Here is a first-person account of a not-so-young job-seeker's advice to all.
At 63, I am in the same boat with numerous job-losers and job-seekers whose tales rediff.com has published.
Though there is no avenue open for me now to secure a comfortable job, I wish to share my experience so that youngsters may learn a lesson or two.
Right from childhood, I was a pampered individual. Being the only son to my parents in a large undivided family, I never I needed to learn too much. Each time my parents demanded anything from me, my grandparents would come to my aid.
They did things for me that I ought to have done myself.
Hence, I acquired few skills which are necessary for a middle class person to swim through the ocean of life. Whatever little I learnt was not because of hard work but because of exposure to circumstances.
This led to a bad trait.
Luckily I was quick to learn anything new, but I developed a false ego that I was an extremely intelligent person. This notion led to arrogance.
After getting a diploma in mechanical engineering I started my career in Hindustan Aeronautics Ltd. Here too, instead of developing skills in my job, I started pursuing a career in Associate Member of the Institution of Engineers.
No doubt AMIE threw up wonderful opportunities but my priority was misplaced. I failed to see the blatant truth: for a person with a new job, his or her main concern should be the job at hand.
Also, thanks to my arrogance, ties with my boss were always strained. Naturally my colleagues' career progressed faster than mine. This created a lot of heartburns.
Sadly, however, I never realised that my attitude needed to be rectified.
Instead, I always nursed a grievance that my boss hated me because I was more qualified than him and he was harassing me for no fault of mine.
As frustration mounted, I applied for a transfer to another division. After the change, the same story was repeated. Yet realisation never dawned on me. One fine morning, my boss resigned.
As a parting remark, he advised me to leave the government sector job and join a private company. My progress would be faster there, he reasoned.
Like a mad man, I started searching for a private sector job and soon came out of HAL. But post-HAL, I could not stick to one particular job. Almost once in three years, I had to find a different job not because of growth prospects but for mere survival.
As a consequence my savings also hit a rock bottom. About a year ago, I got an opportunity in the IT industry as a consultant for a year with a dream pay packet.
I worked with lot of interest and created many programmes. I learnt a lot of things within a year. To be honest, I did not expect a renewal of the contract. I was pleasantly surprised when it was renewed with about 10 per cent pay hike.
I hoped to accumulate some funds for my later years as I was not eligible for pension.

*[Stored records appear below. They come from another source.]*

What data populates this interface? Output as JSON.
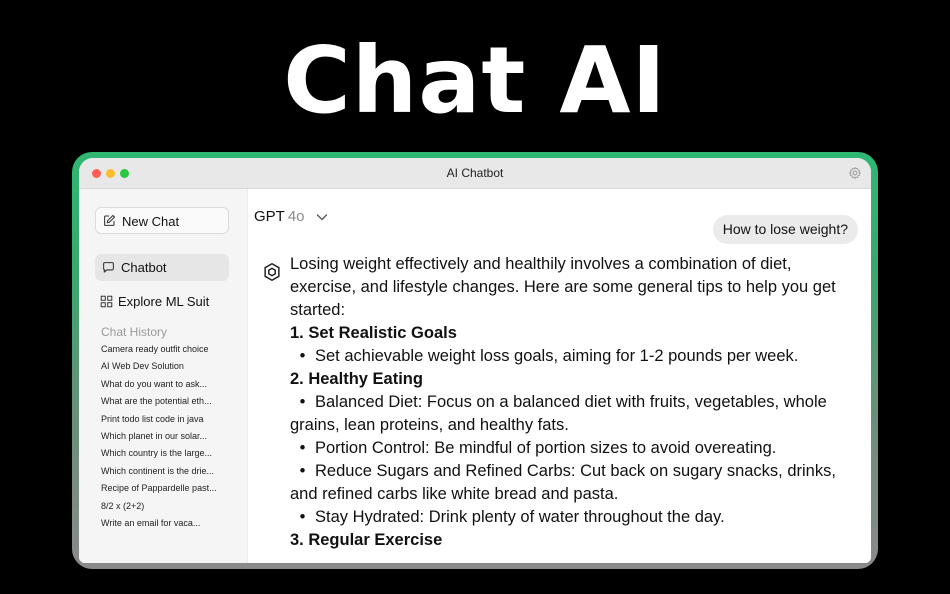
{
  "hero": {
    "title": "Chat AI"
  },
  "window": {
    "title": "AI Chatbot"
  },
  "sidebar": {
    "new_chat": "New Chat",
    "nav": [
      {
        "label": "Chatbot",
        "icon": "chat-bubble-icon",
        "selected": true
      },
      {
        "label": "Explore ML Suit",
        "icon": "grid-icon",
        "selected": false
      }
    ],
    "history_heading": "Chat History",
    "history": [
      "Camera ready outfit choice",
      "AI Web Dev Solution",
      "What do you want to ask...",
      "What are the potential eth...",
      "Print todo list code in java",
      "Which planet in our solar...",
      "Which country is the large...",
      "Which continent is the drie...",
      "Recipe of Pappardelle past...",
      "8/2 x (2+2)",
      "Write an email for vaca..."
    ]
  },
  "main": {
    "model_name": "GPT",
    "model_version": "4o",
    "user_message": "How to lose weight?",
    "reply": {
      "intro": "Losing weight effectively and healthily involves a combination of diet, exercise, and lifestyle changes. Here are some general tips to help you get started:",
      "h1": "1. Set Realistic Goals",
      "b1": "Set achievable weight loss goals, aiming for 1-2 pounds per week.",
      "h2": "2. Healthy Eating",
      "b2": "Balanced Diet: Focus on a balanced diet with fruits, vegetables, whole grains, lean proteins, and healthy fats.",
      "b3": "Portion Control: Be mindful of portion sizes to avoid overeating.",
      "b4": "Reduce Sugars and Refined Carbs: Cut back on sugary snacks, drinks, and refined carbs like white bread and pasta.",
      "b5": "Stay Hydrated: Drink plenty of water throughout the day.",
      "h3": "3. Regular Exercise"
    }
  },
  "colors": {
    "frame_accent": "#2eb872",
    "traffic_red": "#ff5f57",
    "traffic_yellow": "#febc2e",
    "traffic_green": "#28c840"
  }
}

Suddenly one afternoon the head of the unit called me and told me that the contract had to be terminated with immediate effect. This took place exactly a month after the renewal of my contract.
What do I do now? None of my previous acquaintances is interested in hiring me again. After about 40 years of service, I am back to square one.

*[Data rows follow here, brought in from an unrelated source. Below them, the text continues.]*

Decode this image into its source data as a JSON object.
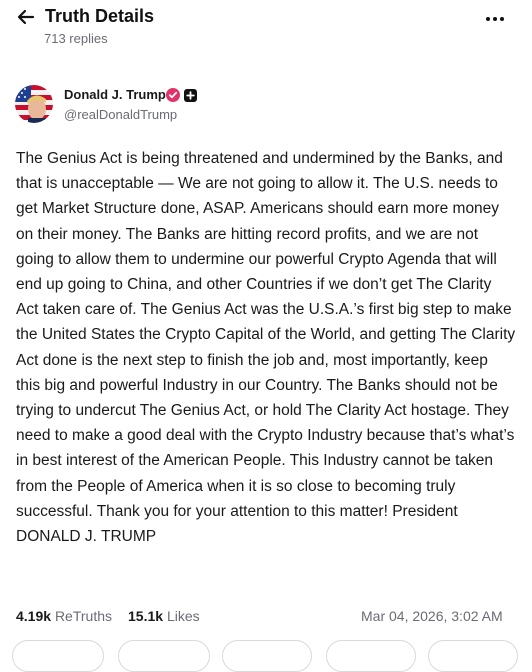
{
  "header": {
    "title": "Truth Details",
    "replies": "713 replies",
    "back_icon": "arrow-left-icon",
    "more_icon": "more-horizontal-icon"
  },
  "author": {
    "name": "Donald J. Trump",
    "handle": "@realDonaldTrump",
    "verified_icon": "verified-badge-icon",
    "verified_color": "#e2326a",
    "extra_badge_icon": "plus-square-icon"
  },
  "post": {
    "text": "The Genius Act is being threatened and undermined by the Banks, and that is unacceptable — We are not going to allow it. The U.S. needs to get Market Structure done, ASAP. Americans should earn more money on their money. The Banks are hitting record profits, and we are not going to allow them to undermine our powerful Crypto Agenda that will end up going to China, and other Countries if we don’t get The Clarity Act taken care of. The Genius Act was the U.S.A.’s first big step to make the United States the Crypto Capital of the World, and getting The Clarity Act done is the next step to finish the job and, most importantly, keep this big and powerful Industry in our Country. The Banks should not be trying to undercut The Genius Act, or hold The Clarity Act hostage. They need to make a good deal with the Crypto Industry because that’s what’s in best interest of the American People. This Industry cannot be taken from the People of America when it is so close to becoming truly successful. Thank you for your attention to this matter! President DONALD J. TRUMP"
  },
  "stats": {
    "retruths_count": "4.19k",
    "retruths_label": "ReTruths",
    "likes_count": "15.1k",
    "likes_label": "Likes",
    "timestamp": "Mar 04, 2026, 3:02 AM"
  },
  "colors": {
    "text": "#1a1a1a",
    "muted": "#6b6b76",
    "border": "#d9d9de"
  }
}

Earlier, I had the advantage of youth. But now I am too old. No one is even interested to answer my phone calls. Only God, perhaps, can lead me to a solution.
Lessons that I learnt from my predicament:
Love your job and learn as much as possible. Learning comes primarily from your job. After fulfilling this requirement you can aspire for higher qualifications. If you don't respect the job you are doing who else would?
Save money for future. If you spend on unwanted things, you may not have money for essentials in the future.
When you are in a society you are not alone. You may have a family to support. You should not be a liability to the society or to your family.
You can make mistakes. But don't repeat them. In important situations in life, ponder over other solutions also. But do not jump to conclusions.
And, last but not the least, believe in God.